Injustice affects us all, but Black people more than everyone else.
Just this week, USA Today unveiled a study that Black people are more likely to be arrested than any other group. Moreover, disparate arrest records in Ferguson, Mo. are reported “in cities as large and diverse as Chicago and San Francisco and in the suburbs that encircle St. Louis, New York and Detroit.” This is nothing more than additional evidence to what we’ve seen in conviction rates, prison sentencing and police brutality cases across the nation.
Goldberg may be right in that “a lot of people care,” though we do live in a country where polls show white people will support voter ID laws more after being shown photos of Black people. So sure, some people may care about Michael Brown’s shooting death, but a large portion of that group includes people who look like him. The lack of empathy towards Black life speaks to the very issue Rosie O’Donnell intended to highlight before Whoopi’s interruption.
Yes, in theory, anyone of us could die at any moment, but the reality is someone who looks like me is far more likely to be shot and killed by a law enforcement officer with a preconceived notion of who I am. Even if that notion proves itself to be false, no matter as my public reputation will be ravaged for the sake of that white police officer’s redemption.

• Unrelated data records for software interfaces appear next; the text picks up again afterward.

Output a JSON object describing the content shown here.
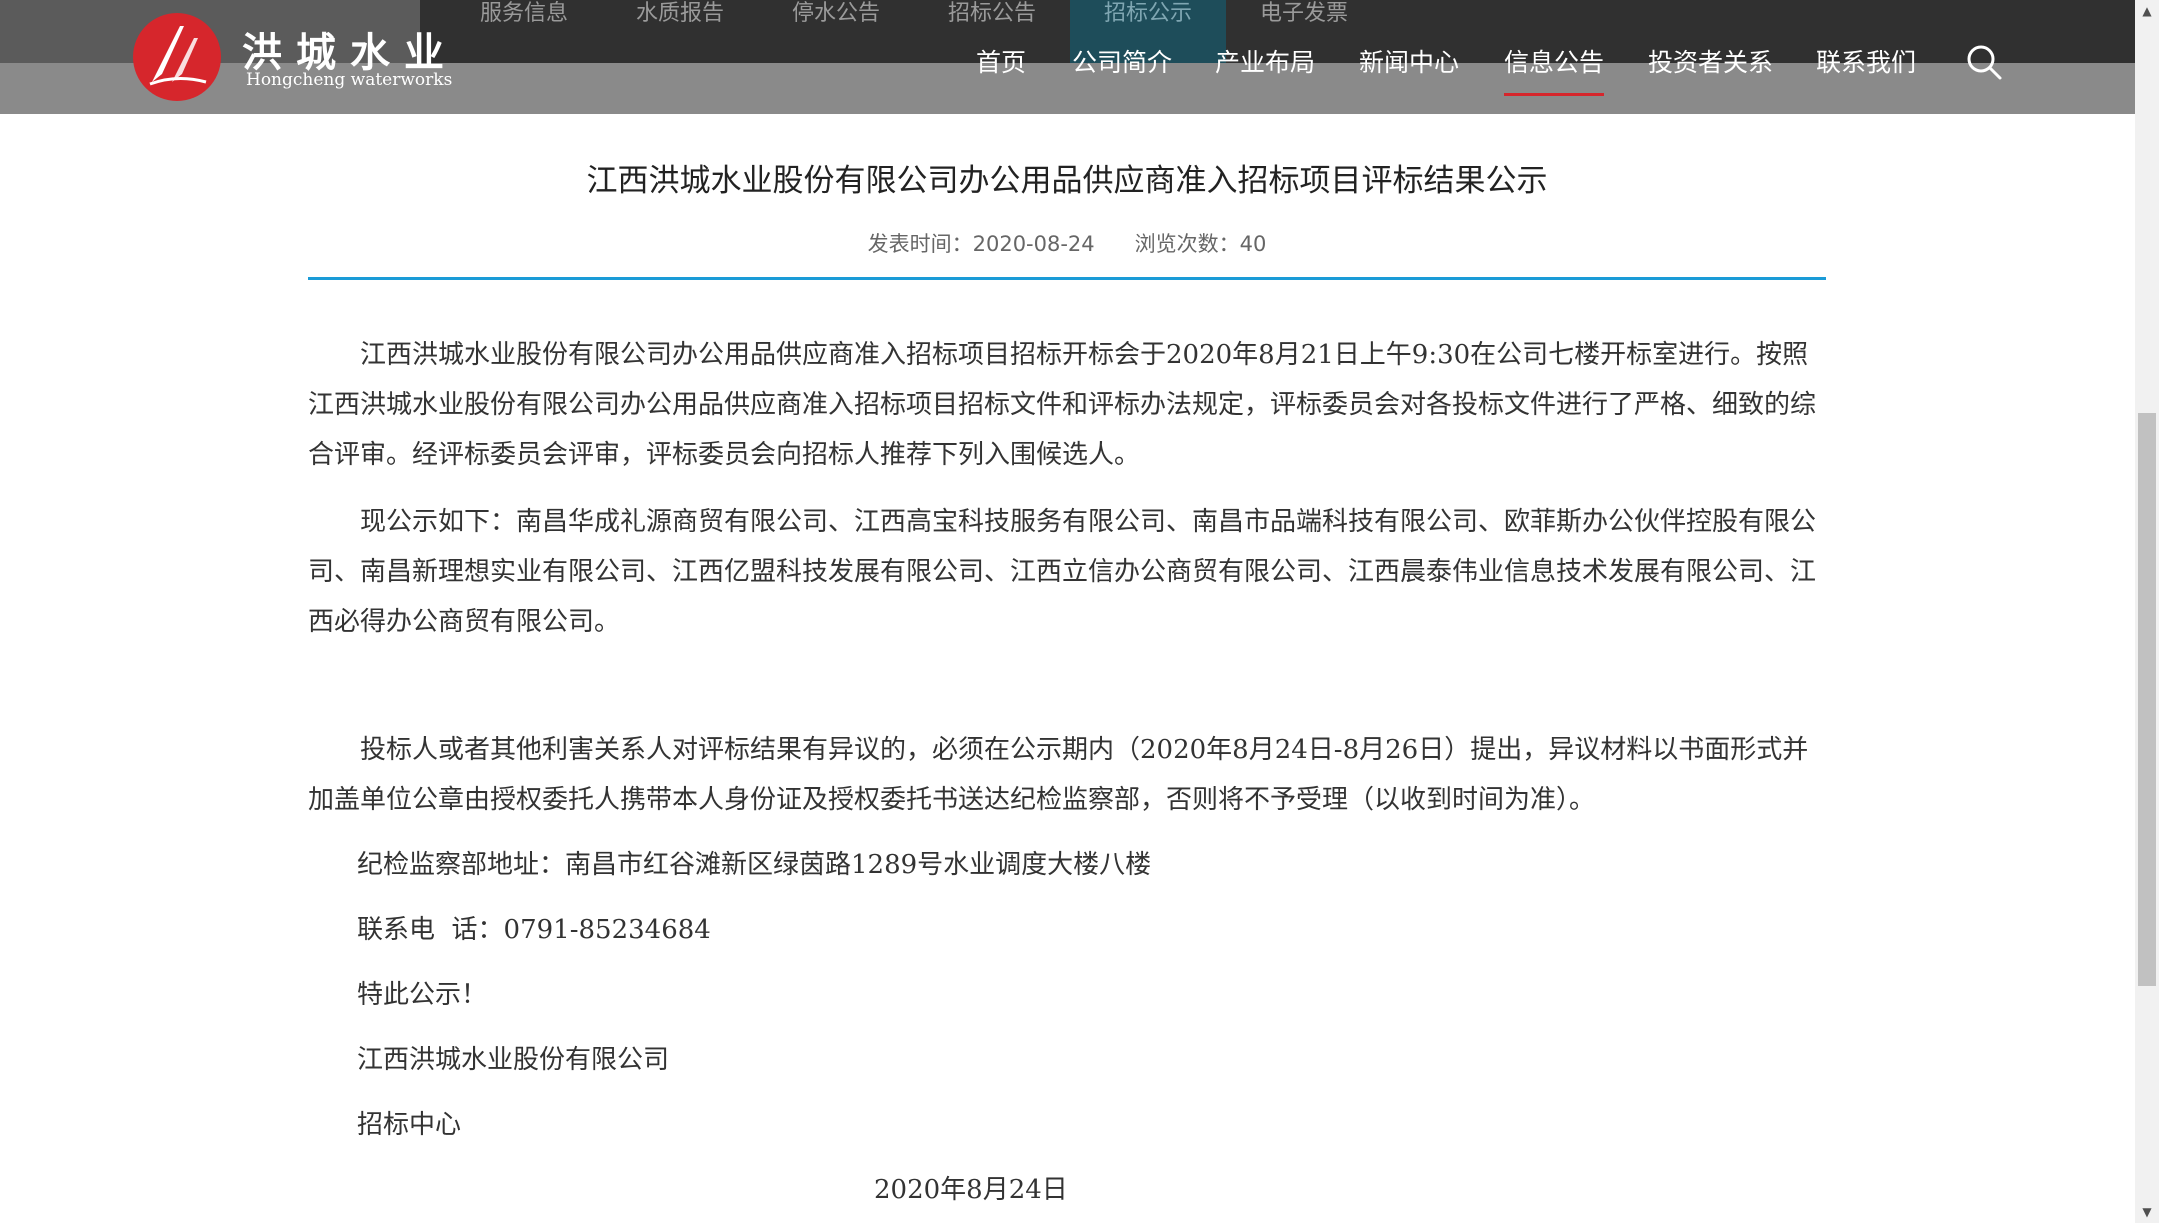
{
  "header": {
    "logo": {
      "name_cn": "洪城水业",
      "name_en": "Hongcheng waterworks",
      "colors": {
        "red": "#d6262c"
      }
    },
    "subnav": [
      {
        "label": "服务信息",
        "active": false
      },
      {
        "label": "水质报告",
        "active": false
      },
      {
        "label": "停水公告",
        "active": false
      },
      {
        "label": "招标公告",
        "active": false
      },
      {
        "label": "招标公示",
        "active": true
      },
      {
        "label": "电子发票",
        "active": false
      }
    ],
    "mainnav": [
      {
        "label": "首页",
        "active": false
      },
      {
        "label": "公司简介",
        "active": false
      },
      {
        "label": "产业布局",
        "active": false
      },
      {
        "label": "新闻中心",
        "active": false
      },
      {
        "label": "信息公告",
        "active": true
      },
      {
        "label": "投资者关系",
        "active": false
      },
      {
        "label": "联系我们",
        "active": false
      }
    ],
    "search_icon": "search-icon"
  },
  "article": {
    "title": "江西洪城水业股份有限公司办公用品供应商准入招标项目评标结果公示",
    "meta": {
      "publish_label": "发表时间：",
      "publish_date": "2020-08-24",
      "views_label": "浏览次数：",
      "views": "40"
    },
    "paragraphs": [
      "江西洪城水业股份有限公司办公用品供应商准入招标项目招标开标会于2020年8月21日上午9:30在公司七楼开标室进行。按照江西洪城水业股份有限公司办公用品供应商准入招标项目招标文件和评标办法规定，评标委员会对各投标文件进行了严格、细致的综合评审。经评标委员会评审，评标委员会向招标人推荐下列入围候选人。",
      "现公示如下：南昌华成礼源商贸有限公司、江西高宝科技服务有限公司、南昌市品端科技有限公司、欧菲斯办公伙伴控股有限公司、南昌新理想实业有限公司、江西亿盟科技发展有限公司、江西立信办公商贸有限公司、江西晨泰伟业信息技术发展有限公司、江西必得办公商贸有限公司。",
      "投标人或者其他利害关系人对评标结果有异议的，必须在公示期内（2020年8月24日-8月26日）提出，异议材料以书面形式并加盖单位公章由授权委托人携带本人身份证及授权委托书送达纪检监察部，否则将不予受理（以收到时间为准）。"
    ],
    "address": "纪检监察部地址：南昌市红谷滩新区绿茵路1289号水业调度大楼八楼",
    "phone": "联系电  话：0791-85234684",
    "closing": "特此公示！",
    "company": "江西洪城水业股份有限公司",
    "department": "招标中心",
    "date": "2020年8月24日"
  },
  "colors": {
    "accent_blue": "#1a9bd7",
    "nav_active_red": "#d6262c",
    "header_bg": "#8a8a8a"
  }
}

Rosie O’Donnell is aware of this and her remarks are appreciated. It’s just a shame that of the three women of color on that panel – Whoopi Goldberg, Rosie Perez, and guest host, actress Naya Rivera – it was Rosie who had to advocate for the humanity of Black men.